• [Your instructions]:
When you spot the word "placeholder" in a line of the data below, copy that line.

───

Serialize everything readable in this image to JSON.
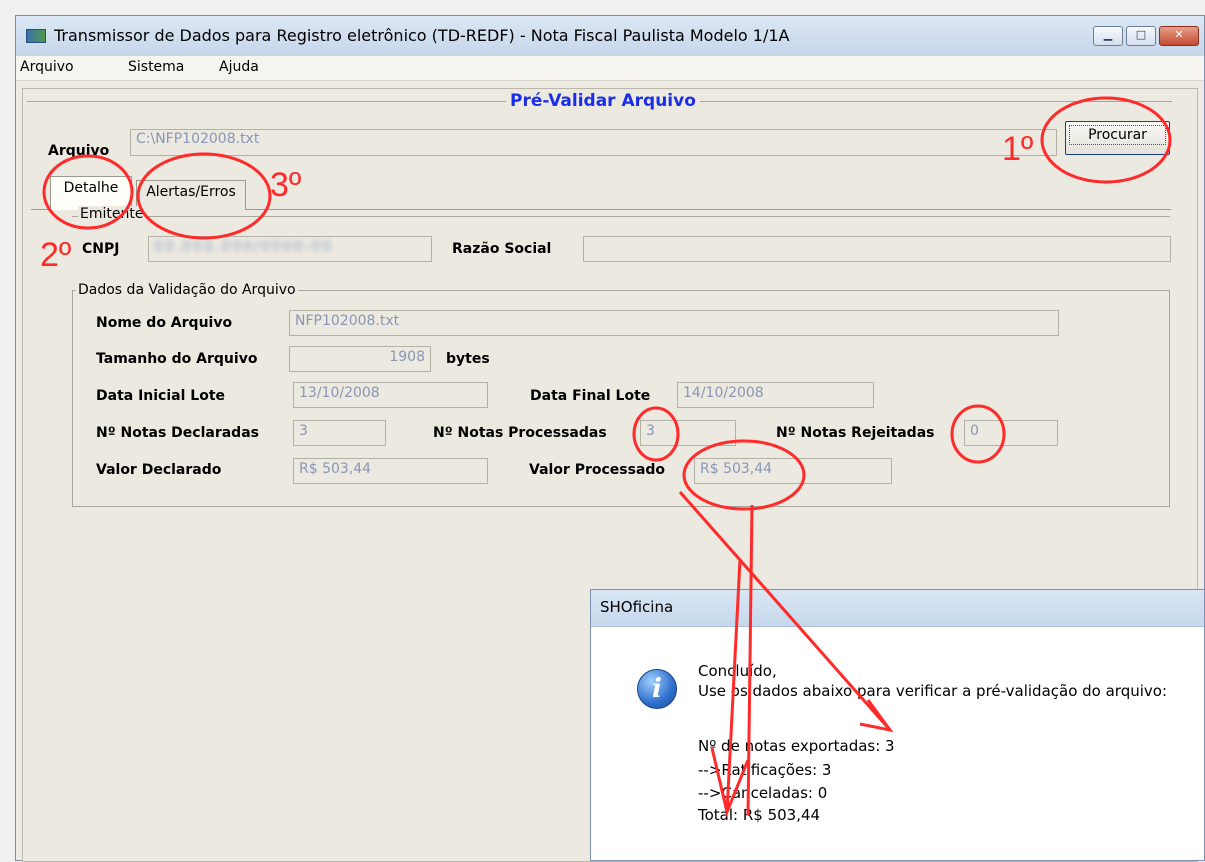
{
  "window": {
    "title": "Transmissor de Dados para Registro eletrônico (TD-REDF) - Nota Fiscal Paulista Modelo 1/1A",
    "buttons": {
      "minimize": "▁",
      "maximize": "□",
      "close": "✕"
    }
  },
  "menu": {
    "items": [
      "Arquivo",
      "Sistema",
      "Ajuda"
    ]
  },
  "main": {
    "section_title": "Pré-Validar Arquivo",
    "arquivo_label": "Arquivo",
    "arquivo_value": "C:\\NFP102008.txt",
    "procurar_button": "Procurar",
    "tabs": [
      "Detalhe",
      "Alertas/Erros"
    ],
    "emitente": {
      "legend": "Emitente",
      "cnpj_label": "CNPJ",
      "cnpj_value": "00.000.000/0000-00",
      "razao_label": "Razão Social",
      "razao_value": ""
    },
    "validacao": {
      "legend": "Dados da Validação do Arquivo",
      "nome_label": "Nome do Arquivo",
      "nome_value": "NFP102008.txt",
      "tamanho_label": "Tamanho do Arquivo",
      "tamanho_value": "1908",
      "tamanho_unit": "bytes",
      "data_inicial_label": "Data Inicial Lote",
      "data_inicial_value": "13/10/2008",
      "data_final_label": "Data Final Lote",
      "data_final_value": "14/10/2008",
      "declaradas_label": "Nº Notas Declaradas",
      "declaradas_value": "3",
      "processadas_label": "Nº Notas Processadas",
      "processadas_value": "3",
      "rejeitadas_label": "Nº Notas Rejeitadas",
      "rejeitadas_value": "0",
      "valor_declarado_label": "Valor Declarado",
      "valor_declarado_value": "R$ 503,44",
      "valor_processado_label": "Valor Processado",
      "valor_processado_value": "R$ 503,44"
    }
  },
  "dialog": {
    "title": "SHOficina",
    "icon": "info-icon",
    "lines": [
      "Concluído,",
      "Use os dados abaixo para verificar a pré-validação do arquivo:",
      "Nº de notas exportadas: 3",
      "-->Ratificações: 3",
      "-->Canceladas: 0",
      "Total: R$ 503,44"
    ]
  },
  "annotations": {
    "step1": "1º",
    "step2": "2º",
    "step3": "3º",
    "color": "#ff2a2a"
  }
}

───

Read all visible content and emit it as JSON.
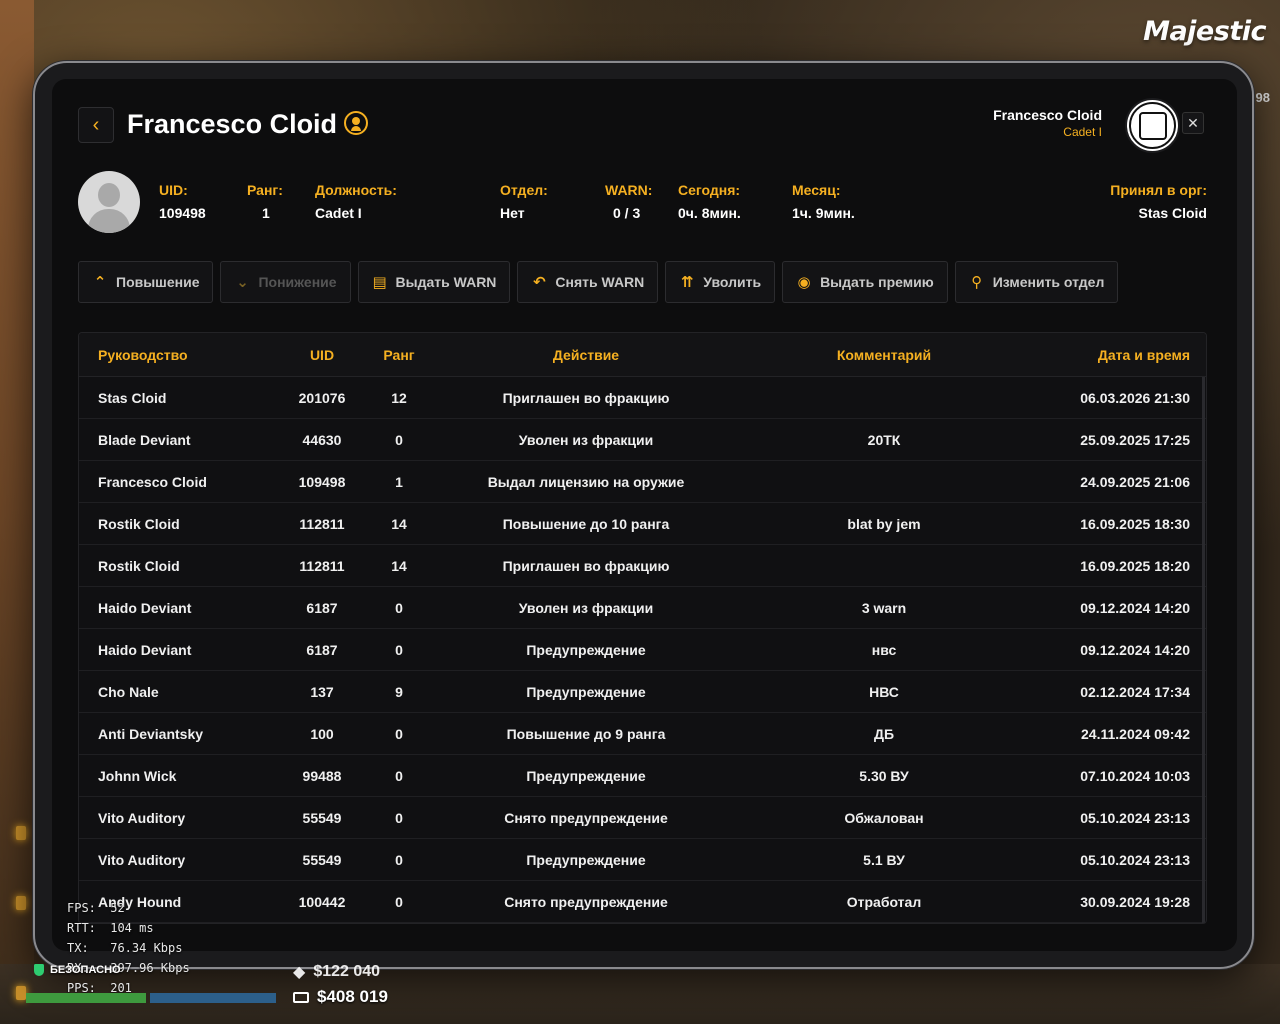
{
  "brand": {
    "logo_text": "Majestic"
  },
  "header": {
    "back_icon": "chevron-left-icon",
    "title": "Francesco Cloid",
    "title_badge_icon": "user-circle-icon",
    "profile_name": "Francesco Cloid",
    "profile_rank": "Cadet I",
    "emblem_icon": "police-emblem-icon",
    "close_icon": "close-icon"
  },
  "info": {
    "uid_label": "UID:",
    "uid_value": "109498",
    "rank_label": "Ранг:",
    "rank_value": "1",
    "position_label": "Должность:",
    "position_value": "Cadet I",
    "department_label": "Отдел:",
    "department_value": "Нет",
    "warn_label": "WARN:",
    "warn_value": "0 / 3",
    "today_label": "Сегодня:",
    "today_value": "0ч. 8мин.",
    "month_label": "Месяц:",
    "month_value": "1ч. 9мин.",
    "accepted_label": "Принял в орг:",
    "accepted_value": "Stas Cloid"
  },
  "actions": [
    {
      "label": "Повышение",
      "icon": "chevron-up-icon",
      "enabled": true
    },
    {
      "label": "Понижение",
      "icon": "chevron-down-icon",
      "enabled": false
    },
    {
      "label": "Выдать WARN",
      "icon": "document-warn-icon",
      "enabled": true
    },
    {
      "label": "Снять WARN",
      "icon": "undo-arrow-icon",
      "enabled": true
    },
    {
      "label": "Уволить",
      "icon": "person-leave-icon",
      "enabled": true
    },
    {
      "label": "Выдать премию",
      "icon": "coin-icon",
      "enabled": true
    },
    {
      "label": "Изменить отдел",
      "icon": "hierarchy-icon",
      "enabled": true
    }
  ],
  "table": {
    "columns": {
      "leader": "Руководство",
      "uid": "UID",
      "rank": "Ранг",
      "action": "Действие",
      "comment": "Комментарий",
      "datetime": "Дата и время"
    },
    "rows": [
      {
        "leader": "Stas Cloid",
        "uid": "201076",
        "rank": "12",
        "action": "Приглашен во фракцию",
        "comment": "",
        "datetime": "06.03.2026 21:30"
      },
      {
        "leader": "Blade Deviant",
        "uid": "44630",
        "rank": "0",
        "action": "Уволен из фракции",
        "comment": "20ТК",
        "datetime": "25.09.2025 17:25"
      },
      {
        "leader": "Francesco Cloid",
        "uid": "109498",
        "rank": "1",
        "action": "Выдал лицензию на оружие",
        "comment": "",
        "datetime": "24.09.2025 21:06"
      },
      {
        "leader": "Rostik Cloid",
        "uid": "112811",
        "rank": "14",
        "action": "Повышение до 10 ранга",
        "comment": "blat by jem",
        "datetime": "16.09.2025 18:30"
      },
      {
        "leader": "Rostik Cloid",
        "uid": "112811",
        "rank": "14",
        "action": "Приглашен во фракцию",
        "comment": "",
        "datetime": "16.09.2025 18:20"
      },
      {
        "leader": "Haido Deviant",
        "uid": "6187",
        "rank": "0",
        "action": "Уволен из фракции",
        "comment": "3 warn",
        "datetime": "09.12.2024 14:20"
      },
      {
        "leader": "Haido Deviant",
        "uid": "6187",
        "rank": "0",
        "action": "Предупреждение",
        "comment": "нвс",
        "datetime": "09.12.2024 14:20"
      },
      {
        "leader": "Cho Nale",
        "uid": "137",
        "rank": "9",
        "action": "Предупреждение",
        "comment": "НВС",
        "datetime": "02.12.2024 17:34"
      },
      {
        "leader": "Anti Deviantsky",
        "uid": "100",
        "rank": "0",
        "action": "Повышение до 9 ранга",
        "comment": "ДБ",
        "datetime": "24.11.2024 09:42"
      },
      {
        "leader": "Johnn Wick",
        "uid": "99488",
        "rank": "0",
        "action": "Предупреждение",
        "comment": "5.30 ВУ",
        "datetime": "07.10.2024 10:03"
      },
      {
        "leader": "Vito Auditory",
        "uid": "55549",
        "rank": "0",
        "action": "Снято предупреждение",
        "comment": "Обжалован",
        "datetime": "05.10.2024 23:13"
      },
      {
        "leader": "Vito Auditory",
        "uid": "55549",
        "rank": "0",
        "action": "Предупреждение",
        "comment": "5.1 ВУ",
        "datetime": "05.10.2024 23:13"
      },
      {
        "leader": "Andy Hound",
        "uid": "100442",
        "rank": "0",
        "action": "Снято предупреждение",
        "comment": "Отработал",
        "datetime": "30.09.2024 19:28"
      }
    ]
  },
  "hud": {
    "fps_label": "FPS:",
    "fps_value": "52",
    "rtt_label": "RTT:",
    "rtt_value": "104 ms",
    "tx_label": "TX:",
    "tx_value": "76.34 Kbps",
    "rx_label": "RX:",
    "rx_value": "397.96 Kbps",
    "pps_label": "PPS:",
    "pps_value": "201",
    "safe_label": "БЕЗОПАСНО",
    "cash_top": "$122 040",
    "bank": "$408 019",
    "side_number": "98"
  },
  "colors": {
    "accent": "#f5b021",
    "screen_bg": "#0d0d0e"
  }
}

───

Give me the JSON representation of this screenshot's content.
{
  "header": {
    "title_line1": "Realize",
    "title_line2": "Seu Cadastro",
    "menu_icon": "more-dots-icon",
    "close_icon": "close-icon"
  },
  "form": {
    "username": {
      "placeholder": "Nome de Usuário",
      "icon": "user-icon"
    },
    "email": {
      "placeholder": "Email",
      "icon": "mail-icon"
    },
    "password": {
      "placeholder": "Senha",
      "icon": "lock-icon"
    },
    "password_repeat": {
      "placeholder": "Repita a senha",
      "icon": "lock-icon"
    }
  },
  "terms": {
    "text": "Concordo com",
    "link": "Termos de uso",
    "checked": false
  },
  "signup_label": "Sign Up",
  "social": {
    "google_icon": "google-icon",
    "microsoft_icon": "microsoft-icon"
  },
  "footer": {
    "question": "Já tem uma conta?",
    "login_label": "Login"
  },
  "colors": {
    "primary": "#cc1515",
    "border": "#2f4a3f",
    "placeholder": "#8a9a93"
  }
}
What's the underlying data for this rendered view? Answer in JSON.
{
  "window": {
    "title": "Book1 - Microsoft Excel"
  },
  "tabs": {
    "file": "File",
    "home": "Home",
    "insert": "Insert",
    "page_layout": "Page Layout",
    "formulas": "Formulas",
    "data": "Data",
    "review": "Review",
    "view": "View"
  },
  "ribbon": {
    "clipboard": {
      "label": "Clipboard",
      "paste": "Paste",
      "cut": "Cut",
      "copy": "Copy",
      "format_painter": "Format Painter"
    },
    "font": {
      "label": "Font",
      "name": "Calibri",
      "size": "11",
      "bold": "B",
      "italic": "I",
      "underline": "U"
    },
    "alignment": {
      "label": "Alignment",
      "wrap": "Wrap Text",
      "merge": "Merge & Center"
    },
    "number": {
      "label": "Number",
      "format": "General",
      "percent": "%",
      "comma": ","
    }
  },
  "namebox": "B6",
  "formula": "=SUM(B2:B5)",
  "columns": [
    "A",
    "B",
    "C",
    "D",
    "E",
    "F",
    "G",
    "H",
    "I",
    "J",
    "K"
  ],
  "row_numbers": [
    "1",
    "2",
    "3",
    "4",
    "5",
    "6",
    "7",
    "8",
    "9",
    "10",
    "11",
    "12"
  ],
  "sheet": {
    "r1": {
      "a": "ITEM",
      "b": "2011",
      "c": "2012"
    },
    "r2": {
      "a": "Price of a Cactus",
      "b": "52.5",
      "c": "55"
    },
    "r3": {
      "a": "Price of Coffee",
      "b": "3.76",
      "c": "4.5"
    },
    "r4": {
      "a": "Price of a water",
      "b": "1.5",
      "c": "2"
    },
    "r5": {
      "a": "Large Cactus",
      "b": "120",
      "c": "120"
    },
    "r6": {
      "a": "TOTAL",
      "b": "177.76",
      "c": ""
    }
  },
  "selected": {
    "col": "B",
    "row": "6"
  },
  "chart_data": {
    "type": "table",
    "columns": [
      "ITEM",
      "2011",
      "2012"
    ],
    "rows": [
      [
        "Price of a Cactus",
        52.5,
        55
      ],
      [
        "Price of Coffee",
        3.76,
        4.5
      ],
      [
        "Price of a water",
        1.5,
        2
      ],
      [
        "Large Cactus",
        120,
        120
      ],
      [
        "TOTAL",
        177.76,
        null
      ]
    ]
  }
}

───

• [Task response]:
      "placeholder": "Nome de Usuário",
      "placeholder": "Email",
      "placeholder": "Senha",
      "placeholder": "Repita a senha",
    "placeholder": "#8a9a93"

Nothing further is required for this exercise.